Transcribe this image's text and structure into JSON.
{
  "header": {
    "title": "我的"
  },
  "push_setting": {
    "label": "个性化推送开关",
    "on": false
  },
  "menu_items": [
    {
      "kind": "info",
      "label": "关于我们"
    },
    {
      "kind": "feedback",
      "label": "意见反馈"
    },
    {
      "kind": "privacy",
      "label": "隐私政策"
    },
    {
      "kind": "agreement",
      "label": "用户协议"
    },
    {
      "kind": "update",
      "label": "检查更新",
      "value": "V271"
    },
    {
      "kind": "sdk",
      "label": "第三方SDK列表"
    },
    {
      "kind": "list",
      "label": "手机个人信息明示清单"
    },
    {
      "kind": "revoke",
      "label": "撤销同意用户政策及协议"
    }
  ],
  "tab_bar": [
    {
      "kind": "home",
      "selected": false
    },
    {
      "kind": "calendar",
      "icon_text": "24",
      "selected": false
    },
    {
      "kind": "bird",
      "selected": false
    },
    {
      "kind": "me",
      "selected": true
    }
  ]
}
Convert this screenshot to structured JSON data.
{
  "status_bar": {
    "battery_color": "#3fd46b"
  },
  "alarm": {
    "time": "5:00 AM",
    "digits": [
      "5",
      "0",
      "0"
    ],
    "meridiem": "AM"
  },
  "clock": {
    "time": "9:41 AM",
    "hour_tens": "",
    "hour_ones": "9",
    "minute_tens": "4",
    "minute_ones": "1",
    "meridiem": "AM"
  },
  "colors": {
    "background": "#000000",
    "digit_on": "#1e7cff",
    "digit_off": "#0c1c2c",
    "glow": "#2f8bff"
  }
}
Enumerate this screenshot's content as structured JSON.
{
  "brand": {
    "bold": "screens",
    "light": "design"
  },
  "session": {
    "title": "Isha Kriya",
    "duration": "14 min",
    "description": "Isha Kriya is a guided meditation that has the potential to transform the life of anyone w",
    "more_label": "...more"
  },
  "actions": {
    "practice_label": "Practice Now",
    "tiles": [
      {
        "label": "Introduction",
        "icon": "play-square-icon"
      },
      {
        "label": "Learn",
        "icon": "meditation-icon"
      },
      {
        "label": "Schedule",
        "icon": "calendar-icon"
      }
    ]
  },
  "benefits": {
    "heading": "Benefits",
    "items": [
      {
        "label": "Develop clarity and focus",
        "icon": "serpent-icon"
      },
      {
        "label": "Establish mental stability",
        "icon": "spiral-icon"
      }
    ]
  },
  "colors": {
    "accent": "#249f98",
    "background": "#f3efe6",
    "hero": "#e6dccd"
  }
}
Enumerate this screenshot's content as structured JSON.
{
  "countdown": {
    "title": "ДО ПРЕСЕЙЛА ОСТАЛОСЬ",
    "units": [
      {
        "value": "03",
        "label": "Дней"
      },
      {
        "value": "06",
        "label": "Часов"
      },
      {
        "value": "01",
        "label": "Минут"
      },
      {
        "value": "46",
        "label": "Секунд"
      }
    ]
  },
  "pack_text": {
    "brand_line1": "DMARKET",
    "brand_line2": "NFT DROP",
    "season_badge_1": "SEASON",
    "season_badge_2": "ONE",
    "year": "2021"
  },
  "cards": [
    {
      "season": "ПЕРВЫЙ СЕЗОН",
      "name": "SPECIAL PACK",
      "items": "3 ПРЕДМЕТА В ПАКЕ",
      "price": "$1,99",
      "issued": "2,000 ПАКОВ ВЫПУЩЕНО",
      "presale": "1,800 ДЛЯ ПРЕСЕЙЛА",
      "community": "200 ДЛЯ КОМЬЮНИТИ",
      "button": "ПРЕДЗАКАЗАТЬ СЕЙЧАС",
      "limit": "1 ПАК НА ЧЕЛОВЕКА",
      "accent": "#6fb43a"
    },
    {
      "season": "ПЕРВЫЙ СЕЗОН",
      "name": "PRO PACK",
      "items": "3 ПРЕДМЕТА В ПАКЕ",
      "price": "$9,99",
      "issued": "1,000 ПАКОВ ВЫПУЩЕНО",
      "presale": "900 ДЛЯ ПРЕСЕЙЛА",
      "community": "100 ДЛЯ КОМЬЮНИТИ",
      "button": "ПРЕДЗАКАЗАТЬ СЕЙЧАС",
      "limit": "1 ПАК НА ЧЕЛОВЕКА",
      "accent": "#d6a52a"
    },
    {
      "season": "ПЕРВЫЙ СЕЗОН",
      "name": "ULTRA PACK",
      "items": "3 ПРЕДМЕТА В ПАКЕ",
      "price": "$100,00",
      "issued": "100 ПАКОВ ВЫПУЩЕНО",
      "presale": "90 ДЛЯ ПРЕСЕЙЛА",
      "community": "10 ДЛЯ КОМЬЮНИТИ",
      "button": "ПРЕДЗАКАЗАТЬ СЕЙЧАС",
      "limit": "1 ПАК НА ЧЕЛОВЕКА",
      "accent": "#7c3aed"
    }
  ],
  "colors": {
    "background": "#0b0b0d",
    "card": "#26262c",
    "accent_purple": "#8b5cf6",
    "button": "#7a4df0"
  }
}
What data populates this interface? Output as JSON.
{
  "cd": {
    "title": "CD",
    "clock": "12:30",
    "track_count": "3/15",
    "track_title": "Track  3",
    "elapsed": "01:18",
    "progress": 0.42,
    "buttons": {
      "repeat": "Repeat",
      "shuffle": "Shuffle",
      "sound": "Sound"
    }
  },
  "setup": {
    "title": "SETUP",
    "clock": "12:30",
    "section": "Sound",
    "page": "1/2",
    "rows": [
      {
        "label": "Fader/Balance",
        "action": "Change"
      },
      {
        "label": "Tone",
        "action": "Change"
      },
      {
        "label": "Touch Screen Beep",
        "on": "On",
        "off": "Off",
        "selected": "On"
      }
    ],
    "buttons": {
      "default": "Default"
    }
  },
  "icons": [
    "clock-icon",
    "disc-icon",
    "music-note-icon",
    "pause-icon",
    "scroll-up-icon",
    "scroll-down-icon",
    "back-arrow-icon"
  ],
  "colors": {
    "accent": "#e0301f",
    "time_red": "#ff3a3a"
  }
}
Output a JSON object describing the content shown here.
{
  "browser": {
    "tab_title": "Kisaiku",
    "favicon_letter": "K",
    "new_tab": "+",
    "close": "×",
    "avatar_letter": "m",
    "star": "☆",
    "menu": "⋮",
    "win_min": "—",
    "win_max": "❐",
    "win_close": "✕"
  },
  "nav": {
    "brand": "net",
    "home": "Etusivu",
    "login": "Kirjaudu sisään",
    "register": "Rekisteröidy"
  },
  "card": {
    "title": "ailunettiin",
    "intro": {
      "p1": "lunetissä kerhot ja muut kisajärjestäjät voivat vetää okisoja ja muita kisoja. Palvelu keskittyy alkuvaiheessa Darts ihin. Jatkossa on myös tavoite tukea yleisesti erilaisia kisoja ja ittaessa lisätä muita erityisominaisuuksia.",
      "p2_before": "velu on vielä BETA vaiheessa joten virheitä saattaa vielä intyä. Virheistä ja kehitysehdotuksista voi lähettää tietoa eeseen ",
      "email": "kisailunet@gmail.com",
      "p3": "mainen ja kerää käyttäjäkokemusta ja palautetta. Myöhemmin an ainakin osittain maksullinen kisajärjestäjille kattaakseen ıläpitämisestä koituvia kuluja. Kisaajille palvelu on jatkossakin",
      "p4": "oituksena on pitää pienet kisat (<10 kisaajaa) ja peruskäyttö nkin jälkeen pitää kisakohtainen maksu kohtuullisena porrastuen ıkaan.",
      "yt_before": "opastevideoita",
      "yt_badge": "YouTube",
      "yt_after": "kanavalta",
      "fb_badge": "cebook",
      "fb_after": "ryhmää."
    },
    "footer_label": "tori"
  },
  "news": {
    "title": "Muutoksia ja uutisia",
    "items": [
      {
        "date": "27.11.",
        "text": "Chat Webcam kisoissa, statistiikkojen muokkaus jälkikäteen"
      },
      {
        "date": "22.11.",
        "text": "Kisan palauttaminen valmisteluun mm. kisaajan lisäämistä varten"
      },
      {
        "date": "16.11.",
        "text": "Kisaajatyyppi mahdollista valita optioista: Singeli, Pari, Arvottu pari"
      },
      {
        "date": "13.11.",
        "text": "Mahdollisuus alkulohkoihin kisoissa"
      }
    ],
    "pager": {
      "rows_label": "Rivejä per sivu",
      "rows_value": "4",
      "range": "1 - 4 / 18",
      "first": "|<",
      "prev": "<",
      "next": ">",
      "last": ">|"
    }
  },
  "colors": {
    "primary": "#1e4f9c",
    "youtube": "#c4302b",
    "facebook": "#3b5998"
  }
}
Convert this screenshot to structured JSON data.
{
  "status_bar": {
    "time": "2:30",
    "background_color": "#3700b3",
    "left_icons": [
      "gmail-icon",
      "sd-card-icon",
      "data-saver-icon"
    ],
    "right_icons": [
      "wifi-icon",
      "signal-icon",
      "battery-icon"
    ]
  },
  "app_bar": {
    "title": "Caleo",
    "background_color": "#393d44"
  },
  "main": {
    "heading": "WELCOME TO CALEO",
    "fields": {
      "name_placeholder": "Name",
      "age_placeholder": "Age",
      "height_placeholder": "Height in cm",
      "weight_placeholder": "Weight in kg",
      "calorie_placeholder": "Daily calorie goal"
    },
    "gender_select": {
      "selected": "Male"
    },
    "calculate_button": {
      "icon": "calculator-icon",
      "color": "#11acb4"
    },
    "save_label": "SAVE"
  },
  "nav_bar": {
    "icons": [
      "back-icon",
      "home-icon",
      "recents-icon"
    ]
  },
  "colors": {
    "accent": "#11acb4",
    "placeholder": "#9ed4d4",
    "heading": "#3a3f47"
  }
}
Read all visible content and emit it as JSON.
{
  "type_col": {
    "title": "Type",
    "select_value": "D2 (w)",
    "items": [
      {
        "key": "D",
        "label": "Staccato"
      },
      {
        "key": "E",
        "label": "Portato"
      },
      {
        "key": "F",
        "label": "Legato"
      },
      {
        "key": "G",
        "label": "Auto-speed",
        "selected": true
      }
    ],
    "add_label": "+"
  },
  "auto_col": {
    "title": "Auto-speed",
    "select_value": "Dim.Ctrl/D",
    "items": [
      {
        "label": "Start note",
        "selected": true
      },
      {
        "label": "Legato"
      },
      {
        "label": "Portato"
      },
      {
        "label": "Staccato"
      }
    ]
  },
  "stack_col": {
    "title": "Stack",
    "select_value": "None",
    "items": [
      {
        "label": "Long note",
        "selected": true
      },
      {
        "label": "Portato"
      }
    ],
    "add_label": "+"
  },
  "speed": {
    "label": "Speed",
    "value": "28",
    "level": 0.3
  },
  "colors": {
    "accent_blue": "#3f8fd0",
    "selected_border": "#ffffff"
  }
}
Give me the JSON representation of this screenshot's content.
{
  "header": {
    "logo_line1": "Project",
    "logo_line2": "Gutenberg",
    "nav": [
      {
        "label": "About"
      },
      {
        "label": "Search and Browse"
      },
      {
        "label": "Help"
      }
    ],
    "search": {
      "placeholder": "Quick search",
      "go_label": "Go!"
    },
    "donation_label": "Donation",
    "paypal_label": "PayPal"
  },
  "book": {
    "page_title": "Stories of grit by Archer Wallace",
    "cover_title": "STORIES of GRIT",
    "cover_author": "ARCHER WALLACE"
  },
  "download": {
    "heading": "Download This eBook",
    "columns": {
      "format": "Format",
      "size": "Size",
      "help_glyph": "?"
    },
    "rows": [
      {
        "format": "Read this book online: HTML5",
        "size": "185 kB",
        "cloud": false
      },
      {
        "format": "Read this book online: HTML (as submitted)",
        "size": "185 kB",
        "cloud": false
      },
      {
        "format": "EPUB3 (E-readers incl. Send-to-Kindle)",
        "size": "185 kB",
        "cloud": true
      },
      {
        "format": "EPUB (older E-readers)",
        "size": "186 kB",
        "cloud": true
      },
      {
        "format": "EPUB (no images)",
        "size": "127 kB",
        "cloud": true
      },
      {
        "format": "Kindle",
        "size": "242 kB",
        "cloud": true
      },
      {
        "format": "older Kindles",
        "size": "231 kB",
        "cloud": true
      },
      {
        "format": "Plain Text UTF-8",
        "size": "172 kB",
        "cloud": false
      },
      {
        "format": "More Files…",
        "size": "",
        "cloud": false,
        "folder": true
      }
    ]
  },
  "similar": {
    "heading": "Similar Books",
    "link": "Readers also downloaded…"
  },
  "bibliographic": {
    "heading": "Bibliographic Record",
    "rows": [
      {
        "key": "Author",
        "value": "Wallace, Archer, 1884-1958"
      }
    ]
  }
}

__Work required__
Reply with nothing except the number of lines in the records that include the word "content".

__Written response__
5